**What to produce**
Write out the listing verbatim. No pictures belong in it.

══ Records provided

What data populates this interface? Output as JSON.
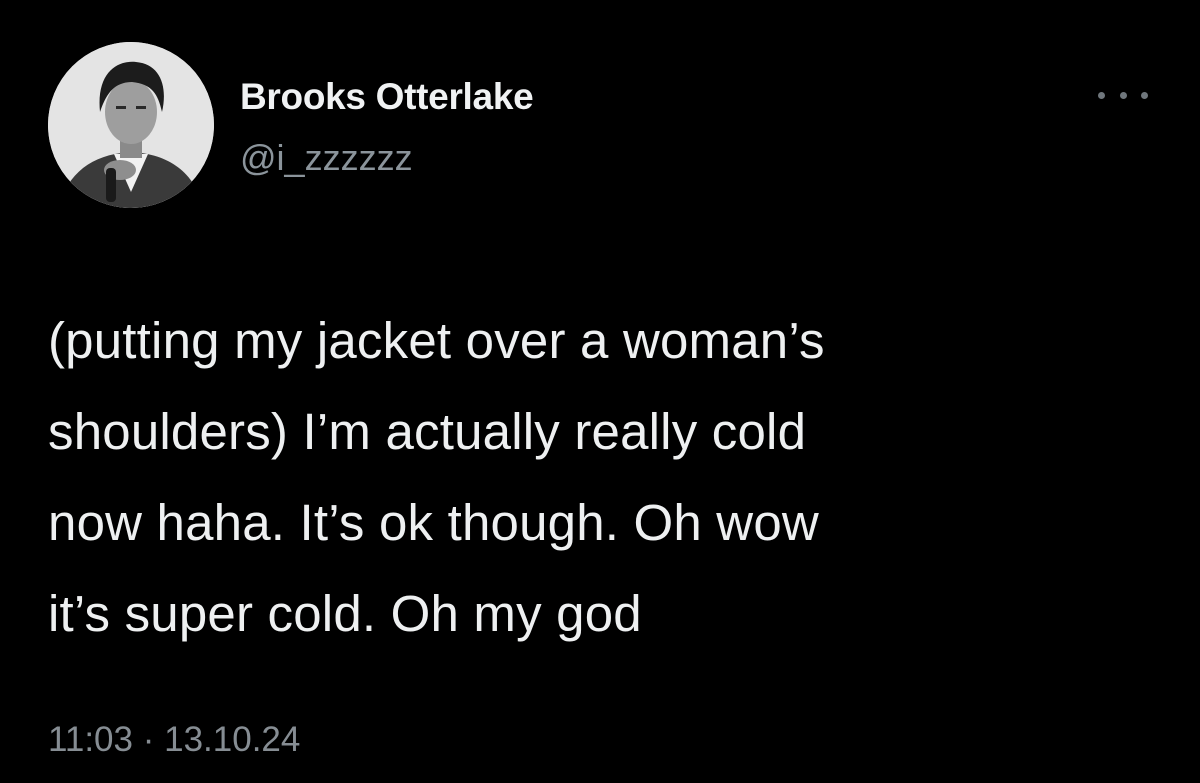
{
  "tweet": {
    "author": {
      "display_name": "Brooks Otterlake",
      "handle": "@i_zzzzzz",
      "avatar_icon": "profile-photo-avatar"
    },
    "more_icon": "more-options-icon",
    "text_lines": [
      "(putting my jacket over a woman’s",
      "shoulders) I’m actually really cold",
      "now haha. It’s ok though. Oh wow",
      "it’s super cold. Oh my god"
    ],
    "time": "11:03",
    "separator": " · ",
    "date": "13.10.24"
  },
  "colors": {
    "background": "#000000",
    "text": "#eef0f1",
    "muted": "#868d93"
  }
}
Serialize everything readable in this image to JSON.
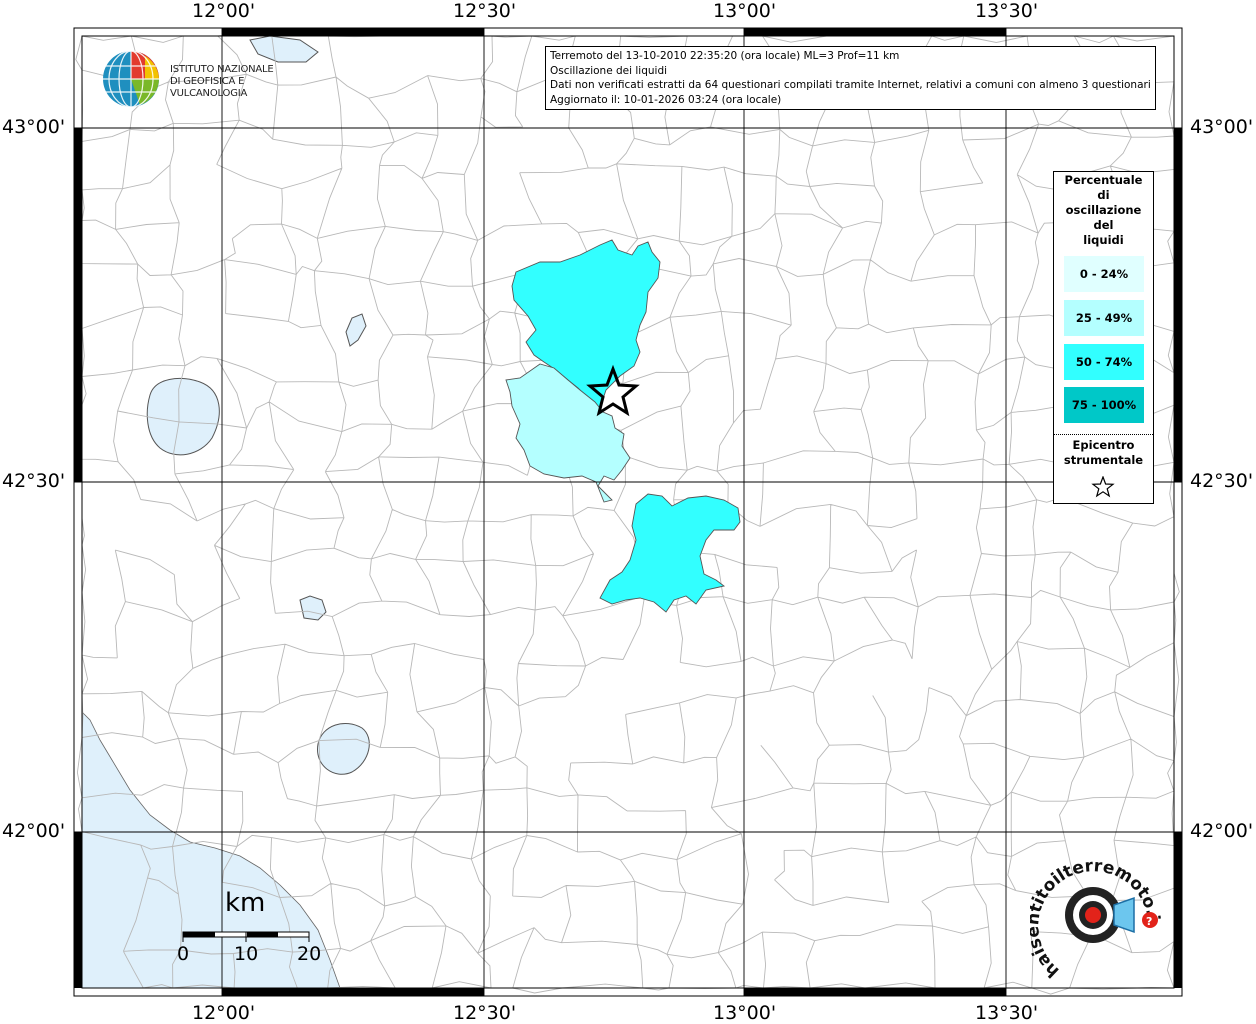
{
  "info": {
    "line1": "Terremoto del 13-10-2010 22:35:20 (ora locale) ML=3 Prof=11 km",
    "line2": "Oscillazione dei liquidi",
    "line3": "Dati non verificati estratti da 64 questionari compilati tramite Internet, relativi a comuni con almeno 3 questionari.",
    "line4": "Aggiornato il: 10-01-2026 03:24 (ora locale)"
  },
  "logo": {
    "line1": "ISTITUTO NAZIONALE",
    "line2": "DI GEOFISICA E VULCANOLOGIA",
    "watermark": "haisentitoilterremoto.it www."
  },
  "axes": {
    "top": [
      "12°00'",
      "12°30'",
      "13°00'",
      "13°30'"
    ],
    "bottom": [
      "12°00'",
      "12°30'",
      "13°00'",
      "13°30'"
    ],
    "left": [
      "43°00'",
      "42°30'",
      "42°00'"
    ],
    "right": [
      "43°00'",
      "42°30'",
      "42°00'"
    ]
  },
  "legend": {
    "title": [
      "Percentuale",
      "di",
      "oscillazione",
      "del",
      "liquidi"
    ],
    "classes": [
      {
        "label": "0 - 24%",
        "color": "#e0ffff"
      },
      {
        "label": "25 - 49%",
        "color": "#b4ffff"
      },
      {
        "label": "50 - 74%",
        "color": "#32ffff"
      },
      {
        "label": "75 - 100%",
        "color": "#00c8c8"
      }
    ],
    "epicenter": [
      "Epicentro",
      "strumentale"
    ],
    "star": "☆"
  },
  "scale": {
    "unit": "km",
    "ticks": [
      "0",
      "10",
      "20"
    ]
  },
  "colors": {
    "sea": "#dff0fb",
    "lake": "#dff0fb",
    "boundary": "#b8b8b8",
    "grid": "#000000",
    "class_50_74": "#32ffff",
    "class_25_49": "#b4ffff"
  },
  "regions": [
    {
      "name": "northern-municipality",
      "class": "50 - 74%"
    },
    {
      "name": "central-municipality",
      "class": "25 - 49%"
    },
    {
      "name": "southern-municipality",
      "class": "50 - 74%"
    }
  ]
}
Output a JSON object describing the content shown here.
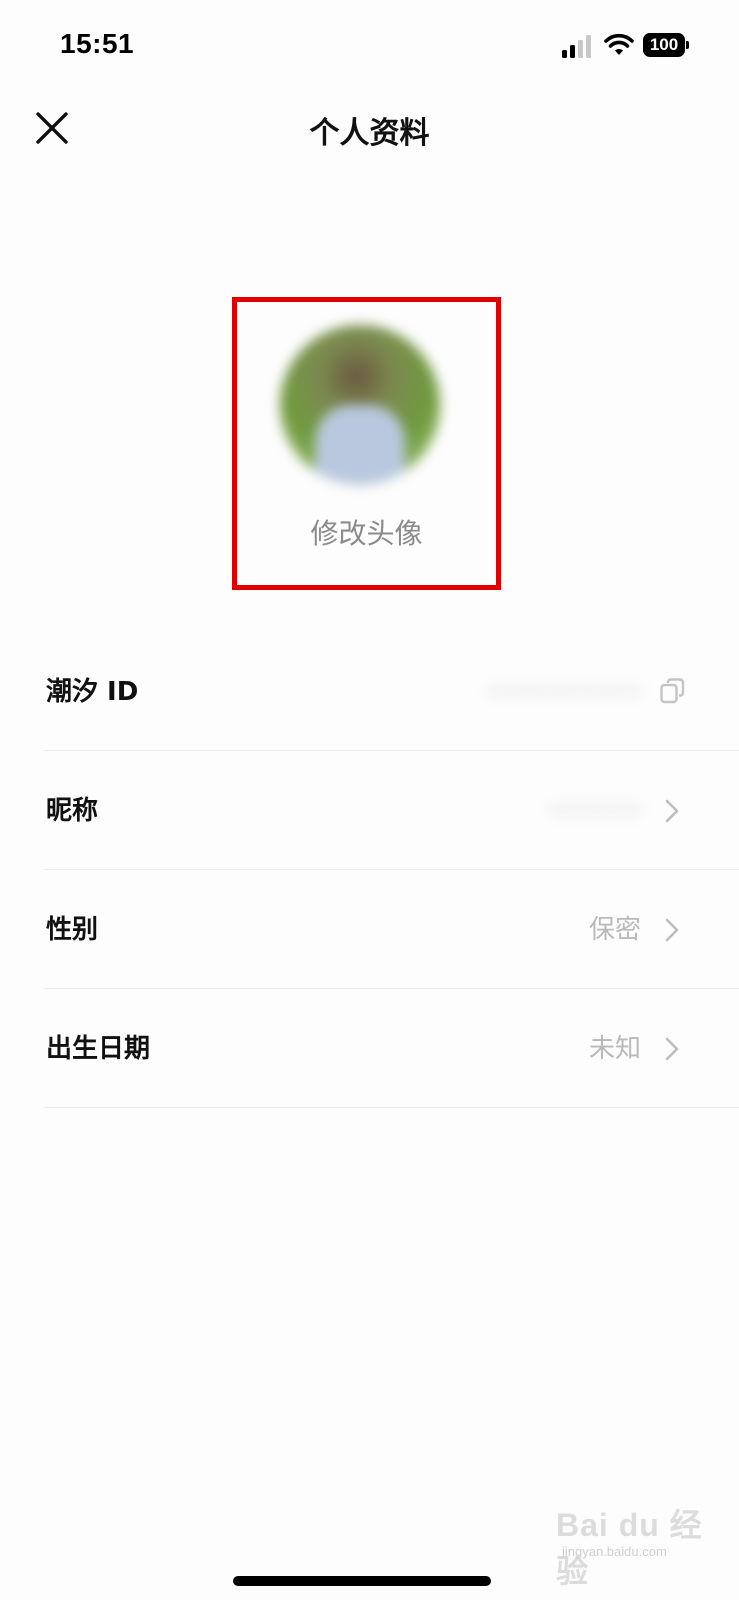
{
  "status_bar": {
    "time": "15:51",
    "battery": "100",
    "icons": [
      "signal-icon",
      "wifi-icon",
      "battery-icon"
    ]
  },
  "header": {
    "title": "个人资料",
    "close_icon": "close-icon"
  },
  "avatar": {
    "change_label": "修改头像",
    "highlight_color": "#e10000"
  },
  "profile_rows": [
    {
      "label": "潮汐 ID",
      "value": "••••••••••",
      "value_blurred": true,
      "action_icon": "copy-icon"
    },
    {
      "label": "昵称",
      "value": "••••••",
      "value_blurred": true,
      "action_icon": "chevron-right-icon"
    },
    {
      "label": "性别",
      "value": "保密",
      "value_blurred": false,
      "action_icon": "chevron-right-icon"
    },
    {
      "label": "出生日期",
      "value": "未知",
      "value_blurred": false,
      "action_icon": "chevron-right-icon"
    }
  ],
  "watermark": {
    "text": "Bai du 经验",
    "sub": "jingyan.baidu.com"
  },
  "colors": {
    "background": "#fdfdfd",
    "label_text": "#111111",
    "secondary_text": "#b9b9b9",
    "divider": "#ececec"
  }
}
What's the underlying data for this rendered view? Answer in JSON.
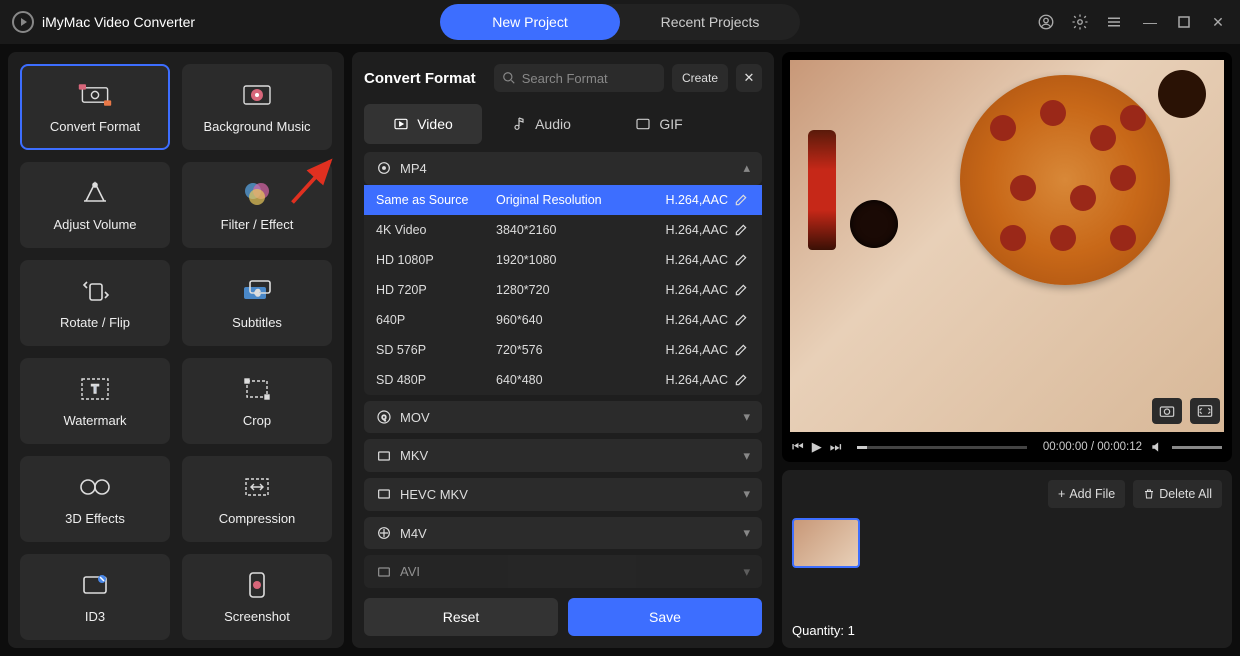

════

**Written answer**
What data populates this interface? Output as JSON.
{
  "tweet": {
    "author": {
      "display_name": "Brooks Otterlake",
      "handle": "@i_zzzzzz",
      "avatar_icon": "profile-photo-avatar"
    },
    "more_icon": "more-options-icon",
    "text_lines": [
      "(putting my jacket over a woman’s",
      "shoulders) I’m actually really cold",
      "now haha. It’s ok though. Oh wow",
      "it’s super cold. Oh my god"
    ],
    "time": "11:03",
    "separator": " · ",
    "date": "13.10.24"
  },
  "colors": {
    "background": "#000000",
    "text": "#eef0f1",
    "muted": "#868d93"
  }
}
Serialize everything readable in this image to JSON.
{
  "info": {
    "line1": "Terremoto del 13-10-2010 22:35:20 (ora locale) ML=3 Prof=11 km",
    "line2": "Oscillazione dei liquidi",
    "line3": "Dati non verificati estratti da 64 questionari compilati tramite Internet, relativi a comuni con almeno 3 questionari.",
    "line4": "Aggiornato il: 10-01-2026 03:24 (ora locale)"
  },
  "logo": {
    "line1": "ISTITUTO NAZIONALE",
    "line2": "DI GEOFISICA E VULCANOLOGIA",
    "watermark": "haisentitoilterremoto.it www."
  },
  "axes": {
    "top": [
      "12°00'",
      "12°30'",
      "13°00'",
      "13°30'"
    ],
    "bottom": [
      "12°00'",
      "12°30'",
      "13°00'",
      "13°30'"
    ],
    "left": [
      "43°00'",
      "42°30'",
      "42°00'"
    ],
    "right": [
      "43°00'",
      "42°30'",
      "42°00'"
    ]
  },
  "legend": {
    "title": [
      "Percentuale",
      "di",
      "oscillazione",
      "del",
      "liquidi"
    ],
    "classes": [
      {
        "label": "0 - 24%",
        "color": "#e0ffff"
      },
      {
        "label": "25 - 49%",
        "color": "#b4ffff"
      },
      {
        "label": "50 - 74%",
        "color": "#32ffff"
      },
      {
        "label": "75 - 100%",
        "color": "#00c8c8"
      }
    ],
    "epicenter": [
      "Epicentro",
      "strumentale"
    ],
    "star": "☆"
  },
  "scale": {
    "unit": "km",
    "ticks": [
      "0",
      "10",
      "20"
    ]
  },
  "colors": {
    "sea": "#dff0fb",
    "lake": "#dff0fb",
    "boundary": "#b8b8b8",
    "grid": "#000000",
    "class_50_74": "#32ffff",
    "class_25_49": "#b4ffff"
  },
  "regions": [
    {
      "name": "northern-municipality",
      "class": "50 - 74%"
    },
    {
      "name": "central-municipality",
      "class": "25 - 49%"
    },
    {
      "name": "southern-municipality",
      "class": "50 - 74%"
    }
  ]
}
Output a JSON object describing the content shown here.
{
  "status_bar": {
    "time": "15:51",
    "battery": "100",
    "icons": [
      "signal-icon",
      "wifi-icon",
      "battery-icon"
    ]
  },
  "header": {
    "title": "个人资料",
    "close_icon": "close-icon"
  },
  "avatar": {
    "change_label": "修改头像",
    "highlight_color": "#e10000"
  },
  "profile_rows": [
    {
      "label": "潮汐 ID",
      "value": "••••••••••",
      "value_blurred": true,
      "action_icon": "copy-icon"
    },
    {
      "label": "昵称",
      "value": "••••••",
      "value_blurred": true,
      "action_icon": "chevron-right-icon"
    },
    {
      "label": "性别",
      "value": "保密",
      "value_blurred": false,
      "action_icon": "chevron-right-icon"
    },
    {
      "label": "出生日期",
      "value": "未知",
      "value_blurred": false,
      "action_icon": "chevron-right-icon"
    }
  ],
  "watermark": {
    "text": "Bai du 经验",
    "sub": "jingyan.baidu.com"
  },
  "colors": {
    "background": "#fdfdfd",
    "label_text": "#111111",
    "secondary_text": "#b9b9b9",
    "divider": "#ececec"
  }
}
What's the underlying data for this rendered view? Answer in JSON.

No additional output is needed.